Work task = Look through the records below and say how many lines include "name". Give only that number.

_ _ _ _ _ _ _

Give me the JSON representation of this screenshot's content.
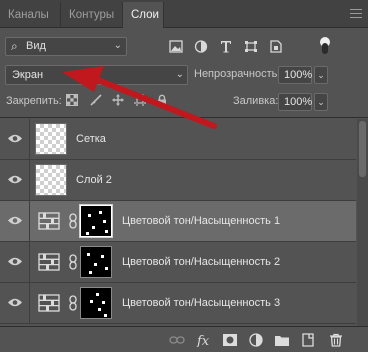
{
  "tabs": [
    {
      "label": "Каналы",
      "active": false
    },
    {
      "label": "Контуры",
      "active": false
    },
    {
      "label": "Слои",
      "active": true
    }
  ],
  "filter": {
    "kind_label": "Вид"
  },
  "blend": {
    "mode": "Экран"
  },
  "opacity": {
    "label": "Непрозрачность:",
    "value": "100%"
  },
  "lock": {
    "label": "Закрепить:"
  },
  "fill": {
    "label": "Заливка:",
    "value": "100%"
  },
  "layers": [
    {
      "name": "Сетка",
      "type": "pixel",
      "selected": false
    },
    {
      "name": "Слой 2",
      "type": "pixel",
      "selected": false
    },
    {
      "name": "Цветовой тон/Насыщенность 1",
      "type": "adjustment",
      "selected": true
    },
    {
      "name": "Цветовой тон/Насыщенность 2",
      "type": "adjustment",
      "selected": false
    },
    {
      "name": "Цветовой тон/Насыщенность 3",
      "type": "adjustment",
      "selected": false
    }
  ],
  "colors": {
    "panel": "#535353",
    "selected_row": "#6b6b6b",
    "annotation_arrow": "#c0181c"
  }
}
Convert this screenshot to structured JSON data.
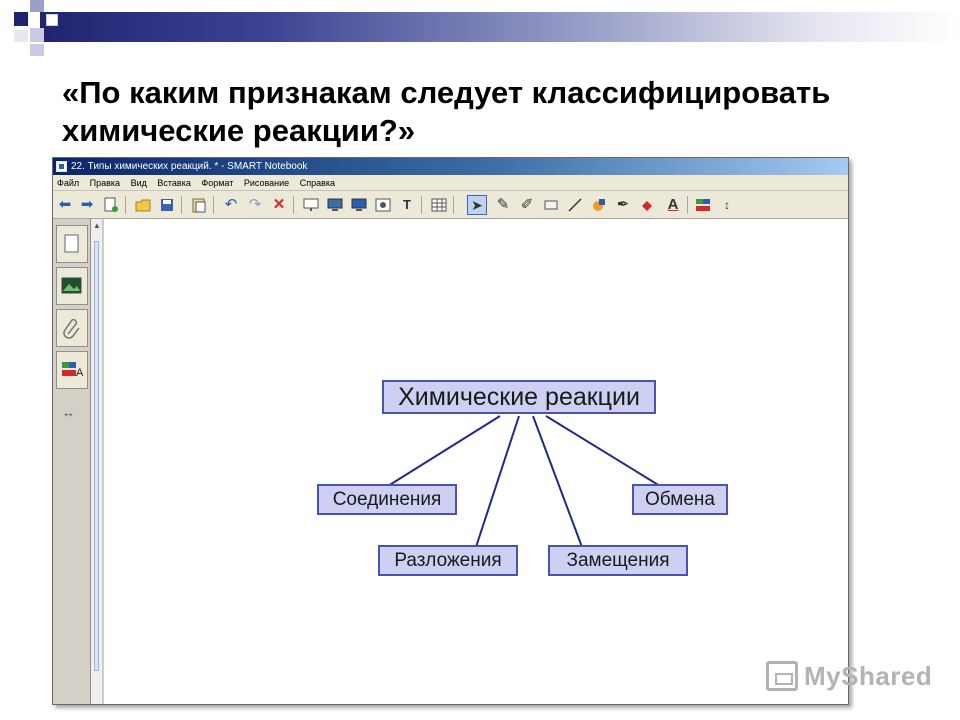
{
  "slide": {
    "title_line1": "«По каким признакам следует классифицировать",
    "title_line2": "химические реакции?»",
    "watermark": "MyShared"
  },
  "window": {
    "title": "22. Типы химических реакций. * - SMART Notebook",
    "menu": [
      "Файл",
      "Правка",
      "Вид",
      "Вставка",
      "Формат",
      "Рисование",
      "Справка"
    ]
  },
  "toolbar": {
    "icons": [
      "back-arrow-icon",
      "forward-arrow-icon",
      "add-page-icon",
      "open-folder-icon",
      "save-disk-icon",
      "paste-icon",
      "undo-icon",
      "redo-icon",
      "delete-x-icon",
      "screen-shade-icon",
      "display-icon",
      "full-screen-icon",
      "capture-icon",
      "text-tool-icon",
      "table-icon",
      "select-arrow-icon",
      "pen-icon",
      "creative-pen-icon",
      "eraser-icon",
      "line-icon",
      "shape-icon",
      "magic-pen-icon",
      "fill-icon",
      "font-icon",
      "properties-icon",
      "move-toolbar-icon"
    ]
  },
  "sidebar": {
    "tabs": [
      "page-sorter-icon",
      "gallery-icon",
      "attachments-icon",
      "properties-icon"
    ]
  },
  "concept_map": {
    "root": "Химические реакции",
    "branches": [
      "Соединения",
      "Разложения",
      "Замещения",
      "Обмена"
    ]
  },
  "colors": {
    "box_fill": "#cdd0f3",
    "box_border": "#4a52b3",
    "link": "#1f2a8a",
    "titlebar": "#0a246a"
  }
}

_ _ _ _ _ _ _

Completed task = 5